MERCER: Newspapers can lead on voter-ID questions

PIERRE -- Newspapers need to try to figure out the answer to a South Dakota mystery. Why has voter registration shifted so heavily to the independent / no-party category?...


PIERRE - Newspapers need to try to figure out the answer to a South Dakota mystery. Why has voter registration shifted so heavily to the independent / no-party category?

There's a related question. Why did Democrats lose voters while Republicans gained?

One theory is many registrations now occur at driver-licensing stations. Think about it.

At age 18, in South Dakota, you get your full license. You'll also get the chance to register to vote. When you have just turned 18, do you know your politics?

Do you know the differences between a Democrat and a Republican? Maybe. But what separates a Constitutionalist and a Libertarian?


Does the abortion issue automatically make you a Republican or a Democrat? (The Republican national platform adopted in 2016 opposed abortion rights. The Democratic national platform supported abortion rights.)

Or do you wish you didn't have to deal with politics while you're getting your license?

I don't know of a program by either major political party to contact South Dakota teenagers as they become old enough to vote.

The trend we're seeing in South Dakota voter-registration numbers suggests teenagers might be better informed if the parties at least mailed postcards.

The final count before the 1986 general election showed voter registrations at 208,935 Republicans; 184,720 Democrats and 34,442 others.

The final count before the 2016 general election showed 252,054 Republicans; 170,655 Democrats; 118,603 independents and no-party affiliations; 2,119 Libertarian and Constitution affiliations; and 832 others.

We also can look at the 30 years this way:

Republicans rose by about 43,000;


Democrats dropped by about 14,000; and

Independents and no-party climbed by more than 82,000.

There also were more than 2,900 Libertarian, Constitution and other party members who weren't specifically recognized in 1986.

I'll go over these next month at the Center for Western Studies convention at Augustana University in Sioux Falls. (I'll be on a panel looking at 1980s statewide elections.)

I confess I don't know why this trend emerged. People I've asked don't seem to know either.

The roles of independents came up on several bills during the 2018 legislative session.

Does any party organization track voter registrations county by county? Is any party asking independents to convert?

I also don't know voter-turnout rates by registration bloc, whether statewide or county.


Gathering the data would be important. The South Dakota Newspaper Association has members in all 66 counties.

Time might be too short before the June 5 primary elections. Early voting opens April 20.

But there should be sufficient time before the November general elections. Early voting starts Sept. 21.

Having outside eyes to verify results is important, too. At the meeting April 21, I intend to ask whether there's a group (perhaps one or more of South Dakota's universities) willing to take up the project. We can compare results.

There's an increasing emphasis on transparency in South Dakota. This is another piece.

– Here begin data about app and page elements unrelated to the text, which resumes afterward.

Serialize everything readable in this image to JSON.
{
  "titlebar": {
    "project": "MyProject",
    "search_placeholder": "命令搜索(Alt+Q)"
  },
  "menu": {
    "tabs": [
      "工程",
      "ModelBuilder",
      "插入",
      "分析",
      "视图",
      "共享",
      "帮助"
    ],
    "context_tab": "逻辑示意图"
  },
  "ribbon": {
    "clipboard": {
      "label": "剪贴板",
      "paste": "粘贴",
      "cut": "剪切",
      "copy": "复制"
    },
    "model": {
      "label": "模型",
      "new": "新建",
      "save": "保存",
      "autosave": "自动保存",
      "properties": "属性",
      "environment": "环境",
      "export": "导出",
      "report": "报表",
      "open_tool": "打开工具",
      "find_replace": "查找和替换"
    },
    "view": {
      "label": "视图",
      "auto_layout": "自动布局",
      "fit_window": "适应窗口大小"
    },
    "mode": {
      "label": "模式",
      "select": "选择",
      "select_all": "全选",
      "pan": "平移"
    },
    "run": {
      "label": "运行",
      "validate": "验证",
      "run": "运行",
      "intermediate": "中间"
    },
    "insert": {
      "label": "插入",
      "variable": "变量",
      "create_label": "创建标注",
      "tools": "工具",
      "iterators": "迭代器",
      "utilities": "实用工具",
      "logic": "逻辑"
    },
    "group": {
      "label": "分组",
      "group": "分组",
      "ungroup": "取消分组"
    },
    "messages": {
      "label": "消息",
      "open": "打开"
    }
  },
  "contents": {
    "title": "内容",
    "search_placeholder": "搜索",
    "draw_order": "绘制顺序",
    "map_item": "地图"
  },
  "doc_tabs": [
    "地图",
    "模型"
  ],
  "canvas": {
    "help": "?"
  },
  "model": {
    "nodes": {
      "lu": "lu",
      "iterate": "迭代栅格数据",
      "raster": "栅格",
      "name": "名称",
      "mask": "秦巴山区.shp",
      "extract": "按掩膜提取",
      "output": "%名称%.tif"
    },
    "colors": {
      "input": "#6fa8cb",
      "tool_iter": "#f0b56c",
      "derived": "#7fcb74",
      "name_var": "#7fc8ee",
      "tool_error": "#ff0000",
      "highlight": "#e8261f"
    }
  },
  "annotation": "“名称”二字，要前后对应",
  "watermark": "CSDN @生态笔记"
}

Who votes is fundamental in a democracy.

What To Read Next
People claim to hate big government, its intrusiveness, the entire tax system, overregulation of businesses and further loss of confidence in it following the pandemic ...
When it became obvious Mexico meant what it had been saying for two years, the U.S. agbiz network kicked into hyperdrive ...
During last winter (21-22) they should have let a lot more water go down the river all winter long. It might have prevented the flooding.
As things were, once we had paychecks in hand, we carved out money for rent, groceries, the laundromat and the Sunday collection plate.